And Brazilian jiu-jitsu, which exploded onto the North American scene that night when the all-too-human-looking Royce Gracie made short work of the field. After Gordeau defeated the kickboxer Kevin Rosier in the semi-finals, he would face the fourth-degree black belt Gracie in the finals. Gracie had already gotten through Ken Shamrock, who was believed to be the killer of the bracket. Unbeknownst to many at the time, Gracie was in the process of becoming a VHS legacy that would inspire half of todayís UFC roster to get involved in the sport.
Gracie was the man in the gi who was quietly redefining fighting, and yet Gordeau was the last man in his way. Fates met at the original crossroads. Gordeau entered the cage with a slight limp, because (obviously) he had Tuliís teeth fragments in his foot. That foot was bandaged. Gracie wasted no time. He shot in, forcing Gordeau to one-leg hop to the fence, which he immediately grabbed to stay upright. Even in the uncivilized early days of "no holds barred" fighting, grabbing the fence was strictly verboten, so the referee threw out his reprimand from afar. Gordeau let go. After a small delay, Royce took him down with a trip. Then Royce was in mount, dropping head butts. As Gordeau applied a sort of big brotherly half-nelson, Gracie coolly took Gordeauís back. Somewhere in there, Gordeau sank his own teeth into Gracieís famous gi.
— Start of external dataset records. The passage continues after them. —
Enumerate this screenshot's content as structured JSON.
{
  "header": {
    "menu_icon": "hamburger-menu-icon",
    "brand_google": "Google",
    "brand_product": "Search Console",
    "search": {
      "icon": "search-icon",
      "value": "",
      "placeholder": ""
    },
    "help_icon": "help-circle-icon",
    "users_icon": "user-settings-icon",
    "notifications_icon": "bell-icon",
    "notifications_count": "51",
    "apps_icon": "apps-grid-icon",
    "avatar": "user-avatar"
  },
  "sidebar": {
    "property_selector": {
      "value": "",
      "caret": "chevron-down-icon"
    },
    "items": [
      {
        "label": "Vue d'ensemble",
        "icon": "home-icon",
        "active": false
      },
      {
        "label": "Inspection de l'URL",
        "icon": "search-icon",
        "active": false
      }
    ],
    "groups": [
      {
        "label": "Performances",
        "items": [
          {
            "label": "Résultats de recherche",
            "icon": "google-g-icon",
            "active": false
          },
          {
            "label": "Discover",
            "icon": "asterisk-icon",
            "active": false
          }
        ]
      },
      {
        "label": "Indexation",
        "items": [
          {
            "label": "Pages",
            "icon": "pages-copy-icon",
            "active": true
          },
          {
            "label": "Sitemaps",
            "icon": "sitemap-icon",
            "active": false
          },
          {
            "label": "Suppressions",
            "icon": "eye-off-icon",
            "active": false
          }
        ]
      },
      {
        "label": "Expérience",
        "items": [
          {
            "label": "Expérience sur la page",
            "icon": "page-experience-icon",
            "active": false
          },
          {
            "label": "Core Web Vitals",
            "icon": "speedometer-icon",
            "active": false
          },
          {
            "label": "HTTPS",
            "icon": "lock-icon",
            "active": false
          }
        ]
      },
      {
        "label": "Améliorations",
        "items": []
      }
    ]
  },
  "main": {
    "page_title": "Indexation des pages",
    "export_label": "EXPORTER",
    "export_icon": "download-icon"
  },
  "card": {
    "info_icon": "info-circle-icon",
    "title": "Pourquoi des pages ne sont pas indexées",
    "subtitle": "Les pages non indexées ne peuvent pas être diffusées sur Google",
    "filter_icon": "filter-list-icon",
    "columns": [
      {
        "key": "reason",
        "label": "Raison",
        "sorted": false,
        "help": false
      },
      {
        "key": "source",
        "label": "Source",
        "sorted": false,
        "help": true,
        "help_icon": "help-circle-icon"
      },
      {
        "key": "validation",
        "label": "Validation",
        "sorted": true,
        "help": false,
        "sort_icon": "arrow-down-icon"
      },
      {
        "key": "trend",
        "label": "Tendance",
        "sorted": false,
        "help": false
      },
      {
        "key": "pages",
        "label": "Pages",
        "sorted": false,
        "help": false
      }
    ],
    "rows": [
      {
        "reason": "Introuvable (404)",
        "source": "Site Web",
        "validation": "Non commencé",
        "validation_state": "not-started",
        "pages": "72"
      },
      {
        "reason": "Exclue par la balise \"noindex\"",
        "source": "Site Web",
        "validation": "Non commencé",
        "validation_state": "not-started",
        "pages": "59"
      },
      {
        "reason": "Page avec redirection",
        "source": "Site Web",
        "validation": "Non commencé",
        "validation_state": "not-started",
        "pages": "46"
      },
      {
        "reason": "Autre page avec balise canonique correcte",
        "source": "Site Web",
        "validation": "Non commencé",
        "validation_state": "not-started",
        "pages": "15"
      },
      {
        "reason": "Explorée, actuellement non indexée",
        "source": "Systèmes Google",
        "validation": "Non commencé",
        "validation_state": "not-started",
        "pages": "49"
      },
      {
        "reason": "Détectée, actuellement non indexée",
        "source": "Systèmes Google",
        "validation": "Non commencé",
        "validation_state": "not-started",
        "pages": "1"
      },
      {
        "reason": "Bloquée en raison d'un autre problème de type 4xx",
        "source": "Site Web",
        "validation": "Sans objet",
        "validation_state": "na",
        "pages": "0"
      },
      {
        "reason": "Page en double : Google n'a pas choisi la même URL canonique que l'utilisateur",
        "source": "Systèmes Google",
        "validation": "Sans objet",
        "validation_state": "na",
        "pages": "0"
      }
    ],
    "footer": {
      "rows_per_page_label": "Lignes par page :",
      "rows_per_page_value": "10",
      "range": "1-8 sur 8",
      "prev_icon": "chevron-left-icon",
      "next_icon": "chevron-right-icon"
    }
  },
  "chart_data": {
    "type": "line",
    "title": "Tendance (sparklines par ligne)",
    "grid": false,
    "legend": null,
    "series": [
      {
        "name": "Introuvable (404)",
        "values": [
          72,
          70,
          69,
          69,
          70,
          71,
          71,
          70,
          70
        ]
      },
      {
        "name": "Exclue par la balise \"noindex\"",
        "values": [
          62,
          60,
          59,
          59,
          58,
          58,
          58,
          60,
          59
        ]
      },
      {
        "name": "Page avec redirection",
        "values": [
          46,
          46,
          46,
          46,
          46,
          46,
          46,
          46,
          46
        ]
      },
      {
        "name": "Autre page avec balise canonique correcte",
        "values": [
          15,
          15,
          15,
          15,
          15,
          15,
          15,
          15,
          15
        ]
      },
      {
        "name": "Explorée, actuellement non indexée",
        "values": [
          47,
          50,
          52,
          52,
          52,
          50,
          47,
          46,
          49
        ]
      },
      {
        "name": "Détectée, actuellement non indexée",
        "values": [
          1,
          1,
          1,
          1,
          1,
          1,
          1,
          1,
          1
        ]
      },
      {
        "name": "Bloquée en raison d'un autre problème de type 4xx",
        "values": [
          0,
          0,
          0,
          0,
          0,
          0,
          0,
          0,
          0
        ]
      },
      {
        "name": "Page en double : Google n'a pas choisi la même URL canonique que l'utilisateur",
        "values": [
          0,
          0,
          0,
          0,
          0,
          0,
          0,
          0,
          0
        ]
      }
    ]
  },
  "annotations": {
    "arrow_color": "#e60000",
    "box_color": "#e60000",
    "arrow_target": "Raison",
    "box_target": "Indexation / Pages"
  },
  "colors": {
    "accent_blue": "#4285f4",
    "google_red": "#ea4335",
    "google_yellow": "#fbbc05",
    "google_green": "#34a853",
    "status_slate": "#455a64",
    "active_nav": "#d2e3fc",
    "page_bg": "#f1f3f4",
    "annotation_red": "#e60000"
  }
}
"If you go down, you might as well give him something to remember you by," Gordeau laughs today.
Gracie quickly secured the rear-naked choke and Gordeau tapped. And Gracie held onto it and Gordeau tapped again. He tapped and tapped until the referee made it clear heíd saw it.
And that was it. Gordeau was finished, and Gracie became a vanguard to a new fight game movement. Former NFL great Jim Brown, who was cameo commentating that first UFC alongside Bill Wallace and Kathy Long, bellowed, "I found my sport."
He wasnít alone in the discovery. Brazilian jiu-jitsu was real.
"At that time Royce was the best fighter, yet nobody knew BJJ at that time and I made all the wrong moves on the ground," Gordeau says. "We were only use to judo and wrestling as a ground game. These days we have YouTube and all other sorts of media. We would have prepared differently if weíd known back then, of course."
Twenty years later Gordeau, along with his brothers Al and Nico, runs his own gym in The Hague called Dojo Kamakura. Many known fighters have been through Gordeauís facility, including Mourad Bouzidi, the Dutch/Tunisian kickboxing champion.
"We teach martial arts -- kickboxing, karate, MMA, BJJ, etc. -- and I still give training and help develop fighters on all levels within our own organization," Gordeau says. "We have dojos or associated dojos throughout the world."
One recent visitor to his gym in Holland was a man Gordeau shares a spot in UFC history with.
"Last year Royce visited us in our gym in The Hague," he says. "It was the first time after 20 years that we spoke. No hard feelings!"
And as for Tuliís teeth? Did he really have to have them extracted?
"Yes that is true, I had it removed in Holland when we came home," he says. "And there is a scar -- not so much the teeth, but from infection. A bite from a human is far more dangerous than a dog bite!"
Gordeau would have one more pro MMA fight in his career, a Vale Tudo bout in 1995 against Yuki Nakai in Japan. He lost via heel hook in the fourth round, ending his foray into a sport he had but limited knowledge of going in, yet factors uniquely into the history of some 20 years later.